“Hasn’t he been standing here since the game launched?” My brother asked. It turns out this particular NPC had and I then had to explain that as a starting area, many of the non-player characters were static or had fixed routes around set locations.
“But do any of the characters have autonomy?”
“Well, no. Not that I can think of. They’re all scripted in some form or another.” I replied.
“Don’t you find that a bit, off-putting?”
“How do you mean?” I probed. “As in, seeing the same NPC’s never doing anything differently?”
“Exactly. How are you supposed to role-play when they’re a constant reminder of how everything is scripted?”
It’s at this point that yes, I had to admit my brother was right. He has tried MMOs in the past, notably Guild Wars 2, but unfortunately for him he spent so much time admiring the game world he never actually leveled up. I think even now, after all these years, his Guardian is barely over level 15 but he still jumps on now and again to have a look around.
I decided to show him Black Desert Online recently. My intention was for him to play around with the character creator and as a designer, it’s often the only thing that tends to appeal to him (outside of the physical game world on offer). Having already watched me running around when the game launched, he was impressed. It’s when he then followed creation through to the game world that he noticed his experienced upon entering the first major town was the same as mine.
Every NPC was in the same place doing the same thing that they had been doing when he first saw me make my character. It’s here that we quickly began to talk about the nature of NPC’s in the genre and how players really view them. The topic of role-playing was soon on the menu and it’s something he certainly likes the thought of. Heck, even I like the thought of role-playing in MMOs: it’s the primary reason why I began playing them in the first place.
I do however understand his thought process and the level of immersion one can apply to a game world that’s clearly much more rigid that it proposes to be. Even Skyrim, a game often lauded for its freedom, I’ve often found jarring. My first experience in the game saw a cow standing on top of a house (delicately balanced, I might add) and I was soon chased out of town for no other reason than looking at a chicken. Yet despite such bugs and the frequency of them, people still find Skyrim immersive and the same principal applies to Black Desert Online as it does for any other MMO.
Yes NPC’s are static, yes they’ll still be at the same bank in three years’ time and yes they’ll still be having the same conversation.

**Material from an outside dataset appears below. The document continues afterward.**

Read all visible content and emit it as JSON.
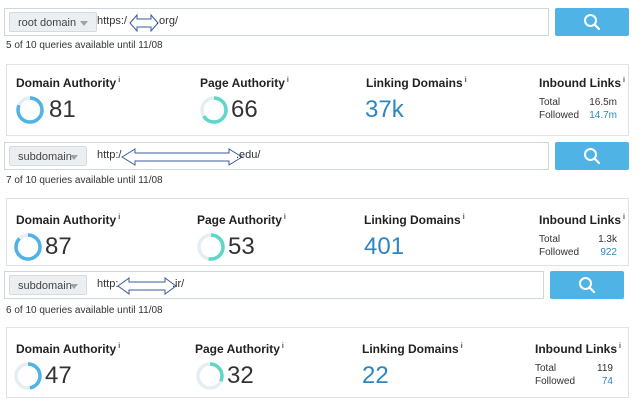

But to me, that alone shouldn’t define your game experience. In the grand scheme of things, restrictive NPC’s feels like a small compromise for all that we gain. We’d all have loved for EverQuest Next and its Storybricks to be in every single MMO, but the genre - certainly for me - is much more than its NPC’s. It’s about exploration with friends and a sense of being part of an expansive world, even with the odd blip to immersion.
From a role-play perspective, it’s a too narrow thought pattern to think this one thing alone is enough to dissuade players from being engaged. It would be like suggesting that you can’t be immersed in The Last Of Us because we you that the NPC’s in it and the struggles they’re facing aren’t real. At some point you have to look past what limits game developers face and embrace what they’ve offered, even if it means seeing the same NPC doing the same old thing.
What do you you think: do static NPC’s break immersion in MMOs? Does it bother you that they lack autonomy? Let me know.